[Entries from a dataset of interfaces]
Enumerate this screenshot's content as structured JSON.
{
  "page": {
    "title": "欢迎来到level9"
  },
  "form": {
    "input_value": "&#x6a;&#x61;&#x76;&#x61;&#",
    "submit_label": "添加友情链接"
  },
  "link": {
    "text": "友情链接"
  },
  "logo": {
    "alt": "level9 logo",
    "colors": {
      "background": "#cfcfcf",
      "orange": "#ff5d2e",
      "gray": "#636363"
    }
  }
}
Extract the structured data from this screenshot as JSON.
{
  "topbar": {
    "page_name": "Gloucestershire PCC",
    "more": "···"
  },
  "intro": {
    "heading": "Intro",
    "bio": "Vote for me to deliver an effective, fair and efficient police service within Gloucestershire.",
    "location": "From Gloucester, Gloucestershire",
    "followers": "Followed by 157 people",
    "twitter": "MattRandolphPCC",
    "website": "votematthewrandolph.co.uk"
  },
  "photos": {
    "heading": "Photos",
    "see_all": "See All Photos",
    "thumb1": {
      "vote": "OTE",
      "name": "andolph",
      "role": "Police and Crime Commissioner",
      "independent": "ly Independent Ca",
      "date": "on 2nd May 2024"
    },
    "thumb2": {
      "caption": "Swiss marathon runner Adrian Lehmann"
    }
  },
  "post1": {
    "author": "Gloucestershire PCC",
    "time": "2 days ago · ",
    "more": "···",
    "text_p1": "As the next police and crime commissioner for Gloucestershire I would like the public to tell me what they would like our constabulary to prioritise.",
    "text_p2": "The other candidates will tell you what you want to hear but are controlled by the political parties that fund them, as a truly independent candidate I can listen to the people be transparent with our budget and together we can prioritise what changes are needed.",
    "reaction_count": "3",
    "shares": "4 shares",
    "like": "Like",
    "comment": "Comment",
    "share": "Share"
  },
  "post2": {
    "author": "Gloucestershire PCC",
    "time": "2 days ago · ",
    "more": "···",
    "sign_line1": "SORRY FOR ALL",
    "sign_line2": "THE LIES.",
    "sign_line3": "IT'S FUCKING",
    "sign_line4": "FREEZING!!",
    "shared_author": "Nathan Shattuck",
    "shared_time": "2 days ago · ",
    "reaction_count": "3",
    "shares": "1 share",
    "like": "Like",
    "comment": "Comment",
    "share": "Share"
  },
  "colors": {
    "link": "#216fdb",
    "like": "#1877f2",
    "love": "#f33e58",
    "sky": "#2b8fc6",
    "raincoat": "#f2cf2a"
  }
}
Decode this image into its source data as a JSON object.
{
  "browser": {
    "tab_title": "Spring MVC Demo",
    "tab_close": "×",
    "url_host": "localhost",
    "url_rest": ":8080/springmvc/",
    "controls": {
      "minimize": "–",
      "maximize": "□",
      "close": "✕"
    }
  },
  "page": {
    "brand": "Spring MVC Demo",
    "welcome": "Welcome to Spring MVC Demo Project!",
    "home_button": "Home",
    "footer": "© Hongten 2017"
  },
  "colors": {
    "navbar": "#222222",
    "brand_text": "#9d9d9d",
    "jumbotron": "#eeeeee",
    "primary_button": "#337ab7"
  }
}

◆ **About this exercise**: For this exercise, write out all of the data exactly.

◆ **Answer box**:
Enumerate this screenshot's content as structured JSON.
{
  "page": {
    "title": "欢迎来到level9"
  },
  "form": {
    "input_value": "&#x6a;&#x61;&#x76;&#x61;&#",
    "submit_label": "添加友情链接"
  },
  "link": {
    "text": "友情链接"
  },
  "logo": {
    "alt": "level9 logo",
    "colors": {
      "background": "#cfcfcf",
      "orange": "#ff5d2e",
      "gray": "#636363"
    }
  }
}
Extract the structured data from this screenshot as JSON.
{
  "topbar": {
    "page_name": "Gloucestershire PCC",
    "more": "···"
  },
  "intro": {
    "heading": "Intro",
    "bio": "Vote for me to deliver an effective, fair and efficient police service within Gloucestershire.",
    "location": "From Gloucester, Gloucestershire",
    "followers": "Followed by 157 people",
    "twitter": "MattRandolphPCC",
    "website": "votematthewrandolph.co.uk"
  },
  "photos": {
    "heading": "Photos",
    "see_all": "See All Photos",
    "thumb1": {
      "vote": "OTE",
      "name": "andolph",
      "role": "Police and Crime Commissioner",
      "independent": "ly Independent Ca",
      "date": "on 2nd May 2024"
    },
    "thumb2": {
      "caption": "Swiss marathon runner Adrian Lehmann"
    }
  },
  "post1": {
    "author": "Gloucestershire PCC",
    "time": "2 days ago · ",
    "more": "···",
    "text_p1": "As the next police and crime commissioner for Gloucestershire I would like the public to tell me what they would like our constabulary to prioritise.",
    "text_p2": "The other candidates will tell you what you want to hear but are controlled by the political parties that fund them, as a truly independent candidate I can listen to the people be transparent with our budget and together we can prioritise what changes are needed.",
    "reaction_count": "3",
    "shares": "4 shares",
    "like": "Like",
    "comment": "Comment",
    "share": "Share"
  },
  "post2": {
    "author": "Gloucestershire PCC",
    "time": "2 days ago · ",
    "more": "···",
    "sign_line1": "SORRY FOR ALL",
    "sign_line2": "THE LIES.",
    "sign_line3": "IT'S FUCKING",
    "sign_line4": "FREEZING!!",
    "shared_author": "Nathan Shattuck",
    "shared_time": "2 days ago · ",
    "reaction_count": "3",
    "shares": "1 share",
    "like": "Like",
    "comment": "Comment",
    "share": "Share"
  },
  "colors": {
    "link": "#216fdb",
    "like": "#1877f2",
    "love": "#f33e58",
    "sky": "#2b8fc6",
    "raincoat": "#f2cf2a"
  }
}
Decode this image into its source data as a JSON object.
{
  "browser": {
    "tab_title": "Spring MVC Demo",
    "tab_close": "×",
    "url_host": "localhost",
    "url_rest": ":8080/springmvc/",
    "controls": {
      "minimize": "–",
      "maximize": "□",
      "close": "✕"
    }
  },
  "page": {
    "brand": "Spring MVC Demo",
    "welcome": "Welcome to Spring MVC Demo Project!",
    "home_button": "Home",
    "footer": "© Hongten 2017"
  },
  "colors": {
    "navbar": "#222222",
    "brand_text": "#9d9d9d",
    "jumbotron": "#eeeeee",
    "primary_button": "#337ab7"
  }
}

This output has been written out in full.